Daniel Uphoff has opened a state of the art recording studio in Chester. There’s no question mark behind that statement. Uphoff opened Full Circle Recording about a month ago just west of Chester proper on West Hundred Road.
His endeavor is the next step after Uphoff spent years studying music at VCU then deciding what he really wanted to do, adding two more years to get his degree in music engineering and management.
Uphoff has created what would make any musician salivate. A state of the art recording studio; each room’s walls covered with acoustic treatments with wall coverings installed over it. You would never know it was designed for sound until you leaned on the wall and realized how soft it is. Even the ceilings have sound absorbing treatments called “the cloud” that round out what seems to be sound recording perfect.
He has a bachelor’s degree in music from VCU, and a lot of practical experience.
“They have a recording class up there [VCU] and I’ve spent a lot of time at some downtown studios,” Uphoff said. “Met with the guys there, spent time with them.
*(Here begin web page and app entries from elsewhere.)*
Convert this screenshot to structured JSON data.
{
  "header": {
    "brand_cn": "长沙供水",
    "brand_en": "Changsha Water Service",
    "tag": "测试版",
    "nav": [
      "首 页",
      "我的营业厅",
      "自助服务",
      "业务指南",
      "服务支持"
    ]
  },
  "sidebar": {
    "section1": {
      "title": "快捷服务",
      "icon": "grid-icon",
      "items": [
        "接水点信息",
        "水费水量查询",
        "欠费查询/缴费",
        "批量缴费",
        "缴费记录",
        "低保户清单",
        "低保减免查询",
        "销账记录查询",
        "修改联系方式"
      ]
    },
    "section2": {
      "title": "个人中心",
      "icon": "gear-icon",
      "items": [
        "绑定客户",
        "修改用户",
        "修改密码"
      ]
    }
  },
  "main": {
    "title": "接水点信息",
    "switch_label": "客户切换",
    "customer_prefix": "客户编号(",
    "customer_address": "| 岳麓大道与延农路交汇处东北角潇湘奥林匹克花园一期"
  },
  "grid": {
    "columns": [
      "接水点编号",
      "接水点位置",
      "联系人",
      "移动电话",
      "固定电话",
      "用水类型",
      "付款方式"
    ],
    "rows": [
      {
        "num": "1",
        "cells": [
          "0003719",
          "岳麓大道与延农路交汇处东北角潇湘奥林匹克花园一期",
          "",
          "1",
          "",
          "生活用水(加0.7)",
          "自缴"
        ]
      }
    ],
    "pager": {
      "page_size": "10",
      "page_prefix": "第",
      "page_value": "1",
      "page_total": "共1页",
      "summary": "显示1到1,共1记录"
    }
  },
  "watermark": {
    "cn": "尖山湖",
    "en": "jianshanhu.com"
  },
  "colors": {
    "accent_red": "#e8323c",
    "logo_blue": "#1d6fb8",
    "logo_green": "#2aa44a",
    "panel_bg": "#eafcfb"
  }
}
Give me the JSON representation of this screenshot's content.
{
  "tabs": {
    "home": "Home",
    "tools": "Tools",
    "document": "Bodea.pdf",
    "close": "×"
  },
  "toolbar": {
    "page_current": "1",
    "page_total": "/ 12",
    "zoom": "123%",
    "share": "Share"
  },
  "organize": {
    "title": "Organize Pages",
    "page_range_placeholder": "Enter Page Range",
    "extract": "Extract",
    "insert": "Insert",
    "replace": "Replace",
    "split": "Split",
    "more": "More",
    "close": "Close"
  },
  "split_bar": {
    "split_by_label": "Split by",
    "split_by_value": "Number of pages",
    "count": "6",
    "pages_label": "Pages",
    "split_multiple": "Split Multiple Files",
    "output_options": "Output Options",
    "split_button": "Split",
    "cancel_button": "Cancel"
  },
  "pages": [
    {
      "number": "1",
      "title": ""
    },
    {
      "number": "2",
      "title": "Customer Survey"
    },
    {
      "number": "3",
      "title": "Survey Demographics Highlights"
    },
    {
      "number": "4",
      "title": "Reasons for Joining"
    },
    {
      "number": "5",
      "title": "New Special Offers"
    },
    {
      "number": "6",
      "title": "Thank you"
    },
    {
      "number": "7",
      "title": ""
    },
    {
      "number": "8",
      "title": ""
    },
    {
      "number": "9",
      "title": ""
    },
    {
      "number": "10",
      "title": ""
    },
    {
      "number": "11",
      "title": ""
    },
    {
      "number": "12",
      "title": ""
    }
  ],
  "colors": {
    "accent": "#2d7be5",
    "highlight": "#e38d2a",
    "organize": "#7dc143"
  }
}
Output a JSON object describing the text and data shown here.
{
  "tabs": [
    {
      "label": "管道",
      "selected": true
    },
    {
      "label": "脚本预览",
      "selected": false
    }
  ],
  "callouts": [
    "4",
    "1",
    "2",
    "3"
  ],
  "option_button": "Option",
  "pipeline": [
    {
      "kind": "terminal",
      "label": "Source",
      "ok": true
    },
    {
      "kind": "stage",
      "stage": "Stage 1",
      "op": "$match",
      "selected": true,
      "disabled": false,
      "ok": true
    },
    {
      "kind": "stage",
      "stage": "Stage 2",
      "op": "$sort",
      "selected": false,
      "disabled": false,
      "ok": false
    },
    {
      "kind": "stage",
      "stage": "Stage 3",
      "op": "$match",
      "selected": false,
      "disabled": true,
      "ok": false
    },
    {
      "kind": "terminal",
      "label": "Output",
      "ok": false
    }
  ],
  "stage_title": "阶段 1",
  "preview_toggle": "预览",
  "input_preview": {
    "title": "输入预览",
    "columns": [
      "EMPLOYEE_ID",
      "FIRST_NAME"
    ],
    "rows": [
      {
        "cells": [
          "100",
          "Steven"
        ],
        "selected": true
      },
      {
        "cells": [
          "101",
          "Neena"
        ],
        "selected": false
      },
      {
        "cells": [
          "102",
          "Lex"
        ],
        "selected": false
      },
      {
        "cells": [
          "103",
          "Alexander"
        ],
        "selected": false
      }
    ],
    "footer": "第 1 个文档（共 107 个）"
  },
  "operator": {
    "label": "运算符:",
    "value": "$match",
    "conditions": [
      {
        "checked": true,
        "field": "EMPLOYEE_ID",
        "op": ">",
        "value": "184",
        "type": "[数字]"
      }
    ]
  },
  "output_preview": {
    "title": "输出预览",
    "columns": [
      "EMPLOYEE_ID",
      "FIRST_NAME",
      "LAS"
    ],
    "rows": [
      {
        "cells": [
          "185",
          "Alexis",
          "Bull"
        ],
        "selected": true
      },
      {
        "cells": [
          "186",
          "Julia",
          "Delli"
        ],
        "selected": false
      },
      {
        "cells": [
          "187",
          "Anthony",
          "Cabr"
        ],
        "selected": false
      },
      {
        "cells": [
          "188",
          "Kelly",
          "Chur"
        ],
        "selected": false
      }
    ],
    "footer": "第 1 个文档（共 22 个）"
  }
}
I’ve worked closely with a couple of guys up there [Richmond] who are doing it.”
Working with a studio Richmond engineer, who helped design the Full Circle Recording studio, Uphoff learned a lot about the finer details picking the brains of the guys who work there. The course he took, called the physics of sound, also added to his experience while he was studying the art of recording on his own.
“You can find anything on the internet,” he said. “The main control room is missing the banks of sliding controls. This control room is sleek yet high tech.”
A large computer monitor is the center of attention in the control room and a custom built deck in front of it, holds the equipment that acts as an interface to input the sound into the computer. Another two-foot square and shallow control panel takes the record information and allows musicians and the engineer to hear what’s been recorded.
A bank of 10 different amplifiers accentuate one wall, while a rack of top-of-the-line guitars lean in a rack on another. The control room has a couple of keyboards as well. Uphoff says one is a midi-keyboard to help make different sounds he needs when adding to a recording, and the other is a keyboard that replicates a piano.
“Some musicians that record here may not have the best of instruments, so I have them here for them,” Uphoff said. While Uphoff has recorded his own band, Dream Atlantic, a heavy rock band, he has also worked with some rap bands and pop groups, although he says he can record anything from rock to country.
“I like working with groups,” he said. “I like multiple voices and instruments, bringing them together and making something.”
Making an album and you’re starting from scratch; it could take weeks. People have to work and the project gets spread out allowing him to fill in the gaps with other smaller projects.
A recording is put together through a number of steps and sometimes a number of individuals will take on each job. The mixer is up first; he or she works with the sound levels during recording; the engineer comes next and he manipulates the sound in a way that could make the song sound completely different through the studios main tool, a computer program called Pro Tools; and then there’s the producer, who could be involved from the time the song is written through production and okays the final sound.
But Uphoff says it’s not uncommon for one person to wear all three hats. He says he has one person who gives him a hand, but for the most part he’s a one man show. The lack of personnel at Full Circle allows Uphoff to keep costs low and build a reputation. He says good artist shouldn’t have to depend on the cost of a studio. He keeps his rates low (for now) and stays busy. He says he’s had several groups come from as far away as Lynchburg and Northern Virginia.
“Once a group finds a studio that they like, they tend to go back to that studio again,” Uphoff said. “They sort of get comfortable there.”
And Full Circle Recording sure offers comfort with a lounge in which to hang out, “Sometimes band members will sleep in here,” he said. A full kitchen and plenty of rooms for recording. Small rooms with speakers to record emulating live sounds; microphones that look like what Edward R. Murrow used, but light years more sophisticated, and a fully-equipped band room.
The face of recording is changing. Not so much technologically, although it is making tremendous leaps in its techniques, but in its expansion into Chester. State of the art recording has reached Chester through the effort of Daniel Uphoff. Now Chester can brag about a top-of-the-line recording studio, a radio station (WGGM) and an arts center that is dying to get off the ground. As one Chester built, “Chester could become the performance arts center of Chesterfield.”